This option defines whether an animation will play in all 4 Viewports (enabled) if you open the 4-panel view or if the animation will only play in the active Viewport (disabled).
If enabled, the corresponding parameters will be updated continuously in the Attribute Manager while the animation is playing.
This can help to prevent viewport slow-down when working with complex scenes.
This option defines whether or not changes made to materials in the Material Manager - e.g., if when the color slider is moved - should be displayed continuously (option enabled) in the Viewport or after the mouse button is released (option disabled).
The settings in this menu were moved from the Viewport Configuration menu to this location for Cinema 4D S22. These had primarily been located in the Display and View menus. These are now program preferences that apply for all Viewports.
Defines the size of the axes as well as the Axis, Scale and Rotation Bands.
This refers to the selection of the Axis or Scale tool for visible Bands with which you can move along planes.
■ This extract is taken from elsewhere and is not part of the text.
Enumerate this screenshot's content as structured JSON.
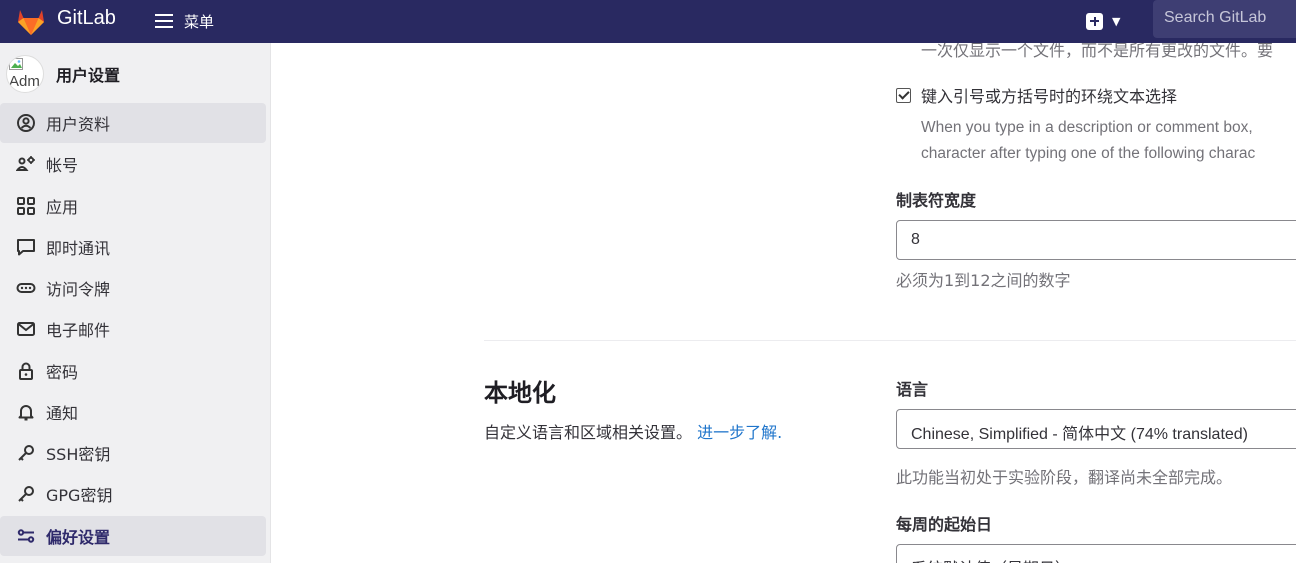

These can also be hidden.
Use this value to define the size of the virtual rotation circle. This is the (thin) circle that is shown when the Rotation tool is selected to freely rotate the object (see also Rotate).
If the Rotation tool is selected, the red, blue and green circular bands will be displayed in the Viewport, which you can use to rotate the planes accordingly. These can also be hidden. If they are hidden, spherical handles will be displayed on the axes, which can then be used to rotate them.
If the Rotation tool is selected, the red, blue and green circular bands will be displayed in the Viewport, which you can use to rotate the planes accordingly. How wide these bands are can be defined here.
Here you can define if the points of the selected object should also be displayed when in Use Edge mode.
When in Use Point or Use Edge mode, polygon and spline points can be displayed. These settings define the size of the selected or unselected points separately.
When in Use Edge mode, object edges are displayed with the thickness defined here. This can be defined separately for selected and unselected edges.
Here you can define the thickness with which the splines will be displayed (is not supported by MacOS).
Defines the length of the polygon and vertex Normals.
By default, a small axis icon is displayed at the bottom left of the Viewport. You can display this in all for Viewports or not at all.
Axis Type defines which axis should be displayed: Object or World Axis. This serves orientation purposes, e.g., if the World Grid is turned off.
This defines the scale of the axis.
Axis Text defines if the axis name (X, Y or Z) should be displayed.
Here the grayscale gradient shown in the Viewport can be switched to a single-color surface.
Selected objects can be displayed with a colored outline (the thickness of which can be adjusted using the Outline Size setting). The Child objects of a selected object will be assigned a slightly thinner outline. This option enables or disables the display of these outlines.
Here you can define the thickness of the outline (and of this one: Object Highlighting).
If the Outlines option is disabled, the selected objects will be assigned a bounding box if this option is enabled. If the Include Children option is enabled, bounding boxes will also be assigned to all Child objects.
Enable this option if a selected object should be displayed including its wireframe. If the Include Children option is enabled, this will also be done for all Child objects.
These values specify the ratio of a pixel’s on-screen width to its on-screen height. the monitor aspect for most monitors is 1:1.
However, some display media use a pixel ratio other than 1:1. This will lead to distortion unless the pixel ratio is adjusted accordingly.
For example, circles will appear to be ellipses. To calculate the pixel ratio manually, expand the editor window to fill the entire screen. Select the side view and create a cube. Measure the width and height of the cube with a ruler and enter the value into the value field.
Here the display of colors, shaders, etc can be turned on or off in the Viewport in consideration of the linear workflow.
In the following you will find information regarding Color Management.
Define the ICC hardware profile for your display hardware (most often a monitor) here. Everything that Cinema 4D displays on your monitor - Viewport, color selector, rendered images in the Picture Viewer, etc. - will be displayed using this color profile (the same settings can be found in the Image Color Profile settings when saving rendered images).
ICC profiles can be obtained from hardware manufacturers. These values can also be incorrect due to variations in the manufacturing process. If you want to make 100% sure you have the correct color profile you must calibrate the device yourself using the appropriate calibration device.
In most cases you will not have to modify these settings because your computer’s operating system will use its default monitor profile. However, this automatic calibration can be (or become) faulty. In such cases you can adjust the profile manually.
Clicking on the button at the right will make a selection menu available with the following options:
Cinema 4D will ignore the monitor’s color profile and use uncorrected RGB values for display.
This command does not save the monitor profile to the Preferences but loads them from the computer’s operating system each time the application is started.
Here you can manually load an ICC profile (if you have calibrated your monitor
you will be given an ICC color profile file that can be loaded here but which will normally be supplied by your operating system automatically). If an image or a video with an integrated profile is loaded here, this image or video will be used.
Saves the current ICC profile as a file.
The operating system’s current monitor profile will be read (when command is selected) and saved to the Preferences.
An sRGB profile (which should always be used if no other profile has been specified) or a Linear profile can be defined.